“Obtaining a bachelor’s degree will open the door for nurses with an associate degree or diploma to advance to leadership positions,” Janeane Houchin, director of Nursing Education, said. “R.N. to B.S. students, who are often working and raising families, will have the convenience of a flexible online program, while still working with Kansas Wesleyan’s high-quality nursing education faculty.”
The program will begin in January 2018, but students will have the option of taking online pre-requisite courses in the fall. Classes begin Aug. 22.
The program consists of a minimum of nine courses offered in eight-week sessions. If applicants have maximum transfer credits, the program can be completed in one calendar year of full-time study and costs under $14,000. The tuition rate is guaranteed for two years. Students will be able to apply for up to 35 credit hours of experiential credit toward their degree. This allows nurses who have been working in the field to benefit from that experience.

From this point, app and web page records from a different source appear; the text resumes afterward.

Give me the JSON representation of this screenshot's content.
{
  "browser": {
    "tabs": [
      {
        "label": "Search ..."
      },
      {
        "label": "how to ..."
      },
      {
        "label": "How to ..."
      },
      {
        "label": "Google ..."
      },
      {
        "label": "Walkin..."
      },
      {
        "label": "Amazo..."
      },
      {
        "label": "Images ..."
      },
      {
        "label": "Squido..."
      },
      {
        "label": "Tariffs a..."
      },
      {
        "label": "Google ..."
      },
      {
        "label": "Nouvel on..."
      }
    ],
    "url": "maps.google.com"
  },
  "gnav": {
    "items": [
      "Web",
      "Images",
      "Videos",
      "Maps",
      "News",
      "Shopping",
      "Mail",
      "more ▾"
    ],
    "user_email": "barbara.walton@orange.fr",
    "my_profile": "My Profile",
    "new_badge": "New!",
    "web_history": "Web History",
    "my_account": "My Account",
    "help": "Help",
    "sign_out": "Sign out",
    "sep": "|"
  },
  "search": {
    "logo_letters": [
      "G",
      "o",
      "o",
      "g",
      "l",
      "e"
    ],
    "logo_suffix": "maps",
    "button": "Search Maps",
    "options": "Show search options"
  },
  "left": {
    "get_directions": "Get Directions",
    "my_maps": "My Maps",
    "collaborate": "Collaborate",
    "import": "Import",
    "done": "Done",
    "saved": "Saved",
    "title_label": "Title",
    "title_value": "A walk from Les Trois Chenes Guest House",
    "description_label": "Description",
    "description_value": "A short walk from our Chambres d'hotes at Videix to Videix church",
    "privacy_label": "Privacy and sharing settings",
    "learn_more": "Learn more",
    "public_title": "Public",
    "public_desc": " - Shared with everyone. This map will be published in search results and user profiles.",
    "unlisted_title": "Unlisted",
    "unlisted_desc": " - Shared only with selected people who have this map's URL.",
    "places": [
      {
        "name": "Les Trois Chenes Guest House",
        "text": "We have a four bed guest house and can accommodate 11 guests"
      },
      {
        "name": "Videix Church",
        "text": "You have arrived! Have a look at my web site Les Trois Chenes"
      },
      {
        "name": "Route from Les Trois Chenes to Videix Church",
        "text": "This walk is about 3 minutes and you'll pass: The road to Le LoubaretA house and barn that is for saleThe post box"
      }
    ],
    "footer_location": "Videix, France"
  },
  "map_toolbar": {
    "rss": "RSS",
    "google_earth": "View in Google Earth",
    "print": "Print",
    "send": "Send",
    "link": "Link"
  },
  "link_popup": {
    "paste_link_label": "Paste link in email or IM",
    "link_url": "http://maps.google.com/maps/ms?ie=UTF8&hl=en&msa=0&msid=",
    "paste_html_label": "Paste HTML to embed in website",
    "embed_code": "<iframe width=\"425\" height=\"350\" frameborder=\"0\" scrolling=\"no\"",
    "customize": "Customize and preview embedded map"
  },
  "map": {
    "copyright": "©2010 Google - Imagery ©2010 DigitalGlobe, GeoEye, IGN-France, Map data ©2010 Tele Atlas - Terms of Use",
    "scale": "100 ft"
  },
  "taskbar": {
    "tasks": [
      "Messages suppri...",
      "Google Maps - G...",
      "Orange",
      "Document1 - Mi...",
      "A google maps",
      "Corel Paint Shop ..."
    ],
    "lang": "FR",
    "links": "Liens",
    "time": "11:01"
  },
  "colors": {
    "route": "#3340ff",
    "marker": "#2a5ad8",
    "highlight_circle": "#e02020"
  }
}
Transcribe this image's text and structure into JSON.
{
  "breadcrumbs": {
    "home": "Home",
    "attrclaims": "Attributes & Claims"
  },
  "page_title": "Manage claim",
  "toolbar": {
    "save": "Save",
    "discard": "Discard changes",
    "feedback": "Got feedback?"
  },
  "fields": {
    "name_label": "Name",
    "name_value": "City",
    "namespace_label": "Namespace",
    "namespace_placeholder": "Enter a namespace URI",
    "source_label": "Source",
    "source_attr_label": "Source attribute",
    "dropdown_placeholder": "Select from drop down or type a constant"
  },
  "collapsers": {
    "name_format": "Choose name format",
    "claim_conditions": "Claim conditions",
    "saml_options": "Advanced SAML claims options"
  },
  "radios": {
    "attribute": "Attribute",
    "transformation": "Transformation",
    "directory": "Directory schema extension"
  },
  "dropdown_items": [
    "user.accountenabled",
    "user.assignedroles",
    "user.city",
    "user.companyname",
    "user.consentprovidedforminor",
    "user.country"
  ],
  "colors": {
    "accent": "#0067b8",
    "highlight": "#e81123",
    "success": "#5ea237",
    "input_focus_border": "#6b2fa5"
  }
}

New Nursing Degree Focuses on Community
Kansas Wesleyan is transitioning from the Bachelor of Science in Nursing to the Bachelor of Science with a major in Nursing. The university will now offer two tracks — a four-year program for pre-licensure students and a one-year program for those who have their Registered Nursing license.
The B.S. with a major in Nursing is the result of a careful analysis and revitalization of the Nursing curriculum at KWU. The new degree will be community-focused with required courses such as Community Health Nursing and Personal, Community and Global Health.
“We believe it is part of our missional responsibility to offer a Nursing program to help meet the needs of the community,” KWU President Matt Thompson said. “The most recent site visit from the Kansas State Board of Nursing was extremely positive.”
The university has submitted formal application to the Commission on Colligate Nursing Education (CCNE) for accrediting the B.S. with a major in Nursing, both online and on-ground.
“This will be a new program CCNE will review. Since we met all requirements except historical pass rates on the review of the B.S.N., we are in an excellent position to be accredited with the B.S. with a major in Nursing as pass rates aren’t a factor with new programs,” Thompson said.
CCNE will visit next spring. If the program is approved, KWU will receive notification in the fall. The B.S. with a major in Nursing program will offer the same level of nursing skill for graduates as a B.S.N.
The American Association of Colleges of Nursing website states, “Depending on the nursing school you attend, graduates of the baccalaureate program may receive a BSN (Bachelor of Science in Nursing) or a BS in Nursing degree. Please note that there is no substantive difference in the degrees offered. The degree title used is purely an institutional decision and does not connote differences between BSN and BS programs in nursing.”
KWU will welcome 18 pre-nursing students to its program in fall 2017.